30 years after the premiere of Yo! MTV Raps, MTV International announced that they were launching localised versions of the iconic series in different countries around the world. As a TV show that helped spread hip hop culture around the world at its inception, its rebirth in those countries is a touching tribute to the power of the genre and its influence.

The show debuted in 1988 with Fab 5 Freddy as its host. Originally part of the Fabulous 5 graffiti group, Freddy’s artistry extends to filmmaking and music as well. Making a deliberate effort to introduce hip hop culture to a wider New York market, he once said “I didn’t want this whole idea of painting, and this movement that I saw was gonna come – this graffiti movement – I didn’t want it to be seen as some folk art thing. I wanted it to be seen as a serious movement like Futurism or Dada, or great movements in painting. I thought that, through racism and through ignorance, people could easily try to brush us off.”

Mixing in circles with Jean-Michel Basquiat and Keith Haring, Freddy rapped at downtown shows and brought DJs from the Bronx along with him in an effort to further the sound’s reach. It was no surprise that he served as a conduit to the worldwide amplification of the genre when he agreed to host the first hip hop music TV show on the network.

As far as cultural impact goes, not many shows held a light to what Yo! MTV Raps achieved. It was the world’s first televised visual experience of hip hop music and helped spread the sound across the globe. It served up some of the genre’s landmark moments in its cultural history and Chuck D once called it the “black CNN.”

Fast forward to 2019, and the show has been reinvented on MTV Base as Yo! MTV Raps Africa. Hosted by Siyabonga “Scoop” Ngwekazi and Nadia Nakai, there’s a wide artistic footprint between the two that goes a long way in solidifying South African hip hop culture in the same manner that Fab 5 Freddy did in the States. Already having featured Kwesta, Riky Rick, Sho Madjozi and Youngsta, it still has AKA and Boity features scheduled in the works.

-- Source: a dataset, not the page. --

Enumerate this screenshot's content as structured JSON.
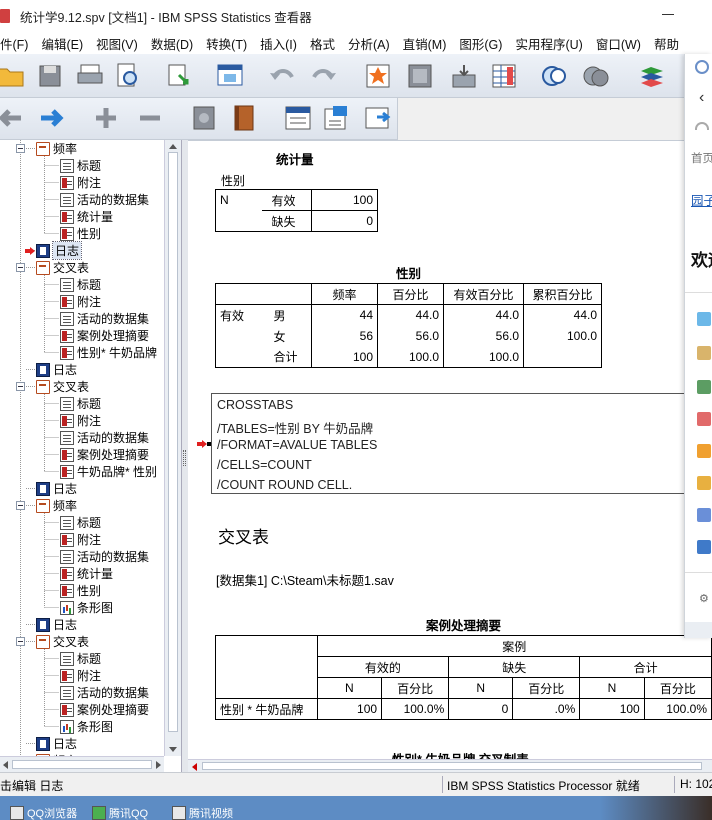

Speaking to Batandwa “TAKEZITO” Alperstein, the director of the show, I asked how difficult a task was it to pay homage to the original show in this production while still making it a uniquely South African experience. “As a hip hop head its kind of daunting but extremely exciting to have the opportunity to reimagine the original Yo! MTV Raps, which was so influential right in the beginning, the birth stages of global hip hop culture. For me, it’s almost like Africa is going through that phase that hip hop was going through in America back then. So rather than being a remake, it’s felt more like an extension.”

“For me it was more like placing South African/African hip hop in the modern hip hop world lexicon and just giving it that kind of feeling that its part of this global movement, because the show is launched in Japan, Germany and the UK before this. And we were kind of adamant to show that African hip hop is leading the way and it’s the most exciting scene in the world right now. It was more the challenge of making sure that we represented our local hip hop in the freshest, cleanest, most impactful, most honest, most authentic, most entertaining way possible. The goal was just to put African hip hop on the global stage in the most effective way possible.”

In accomplishing this, they did most of the work in preproduction. “Making sure that our research was on point, having Sabelo Mkhabela from Okay Africa involved, just to authenticate all the information and ensure that we were as relevant and topical as possible. Also, we had a major focus on art direction because we live in such a visual time so we really spent a lot of time focusing on the visuals and how we were gonna make those pop as much as possible. Also, we took a very collaborative approach with the artists, like including them in the creative process, so that their stories were really told. And especially in the live performances, to make sure that their message, their brand, their whole aesthetic came through as strong as possible in each performance.”

“Just through building a team that had credibility in the space and fresh creative ideas in the whole team, and also a team that was authentically in hip hop culture as much as possible on all layers. I tried to make sure that everyone on set was legit a hip hop head to make sure the environment stayed true to the culture, and had the energy – I believe a lot in the energy, making sure that the energy is right – yeah, making sure that the right energies were involved in the project was how we tried to ensure that it was true to the artist and true to the Yo! MTV Raps brand and what it stands for, which is spreading hip hop culture across the world. That’s what we put in place to try and achieve the goal.”